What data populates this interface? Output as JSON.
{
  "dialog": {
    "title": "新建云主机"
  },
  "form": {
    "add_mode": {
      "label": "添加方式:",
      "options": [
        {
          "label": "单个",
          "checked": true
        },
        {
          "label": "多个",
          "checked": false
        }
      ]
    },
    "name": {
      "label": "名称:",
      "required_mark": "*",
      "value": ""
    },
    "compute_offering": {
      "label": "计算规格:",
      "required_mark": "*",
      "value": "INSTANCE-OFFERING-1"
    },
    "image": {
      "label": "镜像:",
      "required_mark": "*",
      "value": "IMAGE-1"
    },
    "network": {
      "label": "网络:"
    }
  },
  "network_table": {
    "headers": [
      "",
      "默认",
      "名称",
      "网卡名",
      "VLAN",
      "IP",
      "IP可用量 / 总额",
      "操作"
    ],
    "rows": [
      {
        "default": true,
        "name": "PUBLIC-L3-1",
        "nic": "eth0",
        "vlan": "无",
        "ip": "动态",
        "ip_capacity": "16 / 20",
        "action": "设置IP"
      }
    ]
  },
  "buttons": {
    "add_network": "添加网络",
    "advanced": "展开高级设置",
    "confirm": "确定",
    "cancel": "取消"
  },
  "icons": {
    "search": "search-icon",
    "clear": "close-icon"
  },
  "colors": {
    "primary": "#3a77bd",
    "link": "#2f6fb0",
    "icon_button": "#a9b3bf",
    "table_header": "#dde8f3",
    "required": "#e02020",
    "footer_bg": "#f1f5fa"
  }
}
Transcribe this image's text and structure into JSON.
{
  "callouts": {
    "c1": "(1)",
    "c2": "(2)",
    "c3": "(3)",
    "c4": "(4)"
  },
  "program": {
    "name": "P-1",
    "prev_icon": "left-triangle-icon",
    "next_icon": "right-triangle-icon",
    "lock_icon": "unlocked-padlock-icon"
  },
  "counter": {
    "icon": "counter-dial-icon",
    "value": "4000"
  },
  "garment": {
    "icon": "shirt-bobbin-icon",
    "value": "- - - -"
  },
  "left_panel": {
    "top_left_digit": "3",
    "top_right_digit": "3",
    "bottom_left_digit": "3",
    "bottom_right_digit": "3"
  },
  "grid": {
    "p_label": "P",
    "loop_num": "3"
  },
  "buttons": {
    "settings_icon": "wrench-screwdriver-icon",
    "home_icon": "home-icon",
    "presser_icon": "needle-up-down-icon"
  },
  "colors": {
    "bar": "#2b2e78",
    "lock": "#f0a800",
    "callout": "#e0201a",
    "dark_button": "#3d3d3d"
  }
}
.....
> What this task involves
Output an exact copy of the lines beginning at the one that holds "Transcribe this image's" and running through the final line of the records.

> Response area
Transcribe this image's text and structure into JSON.
{
  "callouts": {
    "c1": "(1)",
    "c2": "(2)",
    "c3": "(3)",
    "c4": "(4)"
  },
  "program": {
    "name": "P-1",
    "prev_icon": "left-triangle-icon",
    "next_icon": "right-triangle-icon",
    "lock_icon": "unlocked-padlock-icon"
  },
  "counter": {
    "icon": "counter-dial-icon",
    "value": "4000"
  },
  "garment": {
    "icon": "shirt-bobbin-icon",
    "value": "- - - -"
  },
  "left_panel": {
    "top_left_digit": "3",
    "top_right_digit": "3",
    "bottom_left_digit": "3",
    "bottom_right_digit": "3"
  },
  "grid": {
    "p_label": "P",
    "loop_num": "3"
  },
  "buttons": {
    "settings_icon": "wrench-screwdriver-icon",
    "home_icon": "home-icon",
    "presser_icon": "needle-up-down-icon"
  },
  "colors": {
    "bar": "#2b2e78",
    "lock": "#f0a800",
    "callout": "#e0201a",
    "dark_button": "#3d3d3d"
  }
}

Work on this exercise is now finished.